_EXERCISE AIM_
Each line below needs to be restated word for word.

── EXTRACTED MATERIAL ──

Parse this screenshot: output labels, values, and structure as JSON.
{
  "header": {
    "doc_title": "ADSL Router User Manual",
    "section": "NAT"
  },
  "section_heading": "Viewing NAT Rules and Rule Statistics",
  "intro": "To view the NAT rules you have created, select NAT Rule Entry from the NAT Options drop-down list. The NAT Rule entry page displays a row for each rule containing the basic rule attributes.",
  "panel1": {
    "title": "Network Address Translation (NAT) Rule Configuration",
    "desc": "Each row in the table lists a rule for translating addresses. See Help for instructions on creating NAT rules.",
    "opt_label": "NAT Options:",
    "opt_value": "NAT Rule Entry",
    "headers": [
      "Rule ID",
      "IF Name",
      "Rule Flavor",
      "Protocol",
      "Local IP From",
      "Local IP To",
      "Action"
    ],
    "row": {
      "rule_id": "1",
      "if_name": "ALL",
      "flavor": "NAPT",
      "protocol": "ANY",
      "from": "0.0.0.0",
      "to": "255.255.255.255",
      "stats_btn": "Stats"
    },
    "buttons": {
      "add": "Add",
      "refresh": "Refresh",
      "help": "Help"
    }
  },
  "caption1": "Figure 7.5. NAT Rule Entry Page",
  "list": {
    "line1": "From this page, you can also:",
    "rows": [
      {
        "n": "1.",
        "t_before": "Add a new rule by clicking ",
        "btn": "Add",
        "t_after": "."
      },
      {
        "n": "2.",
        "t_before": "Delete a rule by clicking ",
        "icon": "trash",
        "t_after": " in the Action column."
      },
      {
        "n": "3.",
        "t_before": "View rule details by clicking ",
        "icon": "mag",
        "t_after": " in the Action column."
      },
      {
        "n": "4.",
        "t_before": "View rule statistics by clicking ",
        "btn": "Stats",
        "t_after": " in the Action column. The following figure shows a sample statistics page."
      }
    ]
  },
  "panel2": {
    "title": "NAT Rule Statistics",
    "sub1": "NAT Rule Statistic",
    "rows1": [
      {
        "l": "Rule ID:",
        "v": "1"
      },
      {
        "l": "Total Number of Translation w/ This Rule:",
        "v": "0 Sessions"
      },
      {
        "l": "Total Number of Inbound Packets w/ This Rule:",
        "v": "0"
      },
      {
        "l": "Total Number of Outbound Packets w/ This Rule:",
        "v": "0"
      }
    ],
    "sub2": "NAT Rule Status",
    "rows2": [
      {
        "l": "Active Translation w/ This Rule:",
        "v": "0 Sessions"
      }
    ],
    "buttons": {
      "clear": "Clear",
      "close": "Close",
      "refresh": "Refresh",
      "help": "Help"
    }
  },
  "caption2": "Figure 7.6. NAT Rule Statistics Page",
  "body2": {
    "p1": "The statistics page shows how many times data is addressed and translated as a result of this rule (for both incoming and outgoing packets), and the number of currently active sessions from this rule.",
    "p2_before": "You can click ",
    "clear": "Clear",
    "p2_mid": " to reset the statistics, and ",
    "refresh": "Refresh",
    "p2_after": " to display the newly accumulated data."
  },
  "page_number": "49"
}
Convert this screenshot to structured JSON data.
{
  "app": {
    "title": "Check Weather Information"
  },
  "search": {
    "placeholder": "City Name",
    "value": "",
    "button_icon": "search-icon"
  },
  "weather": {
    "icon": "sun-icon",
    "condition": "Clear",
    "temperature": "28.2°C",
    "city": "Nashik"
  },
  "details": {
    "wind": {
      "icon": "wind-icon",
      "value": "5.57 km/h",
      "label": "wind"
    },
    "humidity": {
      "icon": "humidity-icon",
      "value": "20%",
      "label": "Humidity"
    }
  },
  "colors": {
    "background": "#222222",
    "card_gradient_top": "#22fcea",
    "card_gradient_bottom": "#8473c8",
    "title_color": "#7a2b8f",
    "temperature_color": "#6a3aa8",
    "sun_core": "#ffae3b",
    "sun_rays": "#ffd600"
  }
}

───

_RESPONSE BELOW_
Parse this screenshot: output labels, values, and structure as JSON.
{
  "header": {
    "doc_title": "ADSL Router User Manual",
    "section": "NAT"
  },
  "section_heading": "Viewing NAT Rules and Rule Statistics",
  "intro": "To view the NAT rules you have created, select NAT Rule Entry from the NAT Options drop-down list. The NAT Rule entry page displays a row for each rule containing the basic rule attributes.",
  "panel1": {
    "title": "Network Address Translation (NAT) Rule Configuration",
    "desc": "Each row in the table lists a rule for translating addresses. See Help for instructions on creating NAT rules.",
    "opt_label": "NAT Options:",
    "opt_value": "NAT Rule Entry",
    "headers": [
      "Rule ID",
      "IF Name",
      "Rule Flavor",
      "Protocol",
      "Local IP From",
      "Local IP To",
      "Action"
    ],
    "row": {
      "rule_id": "1",
      "if_name": "ALL",
      "flavor": "NAPT",
      "protocol": "ANY",
      "from": "0.0.0.0",
      "to": "255.255.255.255",
      "stats_btn": "Stats"
    },
    "buttons": {
      "add": "Add",
      "refresh": "Refresh",
      "help": "Help"
    }
  },
  "caption1": "Figure 7.5. NAT Rule Entry Page",
  "list": {
    "line1": "From this page, you can also:",
    "rows": [
      {
        "n": "1.",
        "t_before": "Add a new rule by clicking ",
        "btn": "Add",
        "t_after": "."
      },
      {
        "n": "2.",
        "t_before": "Delete a rule by clicking ",
        "icon": "trash",
        "t_after": " in the Action column."
      },
      {
        "n": "3.",
        "t_before": "View rule details by clicking ",
        "icon": "mag",
        "t_after": " in the Action column."
      },
      {
        "n": "4.",
        "t_before": "View rule statistics by clicking ",
        "btn": "Stats",
        "t_after": " in the Action column. The following figure shows a sample statistics page."
      }
    ]
  },
  "panel2": {
    "title": "NAT Rule Statistics",
    "sub1": "NAT Rule Statistic",
    "rows1": [
      {
        "l": "Rule ID:",
        "v": "1"
      },
      {
        "l": "Total Number of Translation w/ This Rule:",
        "v": "0 Sessions"
      },
      {
        "l": "Total Number of Inbound Packets w/ This Rule:",
        "v": "0"
      },
      {
        "l": "Total Number of Outbound Packets w/ This Rule:",
        "v": "0"
      }
    ],
    "sub2": "NAT Rule Status",
    "rows2": [
      {
        "l": "Active Translation w/ This Rule:",
        "v": "0 Sessions"
      }
    ],
    "buttons": {
      "clear": "Clear",
      "close": "Close",
      "refresh": "Refresh",
      "help": "Help"
    }
  },
  "caption2": "Figure 7.6. NAT Rule Statistics Page",
  "body2": {
    "p1": "The statistics page shows how many times data is addressed and translated as a result of this rule (for both incoming and outgoing packets), and the number of currently active sessions from this rule.",
    "p2_before": "You can click ",
    "clear": "Clear",
    "p2_mid": " to reset the statistics, and ",
    "refresh": "Refresh",
    "p2_after": " to display the newly accumulated data."
  },
  "page_number": "49"
}
Convert this screenshot to structured JSON data.
{
  "app": {
    "title": "Check Weather Information"
  },
  "search": {
    "placeholder": "City Name",
    "value": "",
    "button_icon": "search-icon"
  },
  "weather": {
    "icon": "sun-icon",
    "condition": "Clear",
    "temperature": "28.2°C",
    "city": "Nashik"
  },
  "details": {
    "wind": {
      "icon": "wind-icon",
      "value": "5.57 km/h",
      "label": "wind"
    },
    "humidity": {
      "icon": "humidity-icon",
      "value": "20%",
      "label": "Humidity"
    }
  },
  "colors": {
    "background": "#222222",
    "card_gradient_top": "#22fcea",
    "card_gradient_bottom": "#8473c8",
    "title_color": "#7a2b8f",
    "temperature_color": "#6a3aa8",
    "sun_core": "#ffae3b",
    "sun_rays": "#ffd600"
  }
}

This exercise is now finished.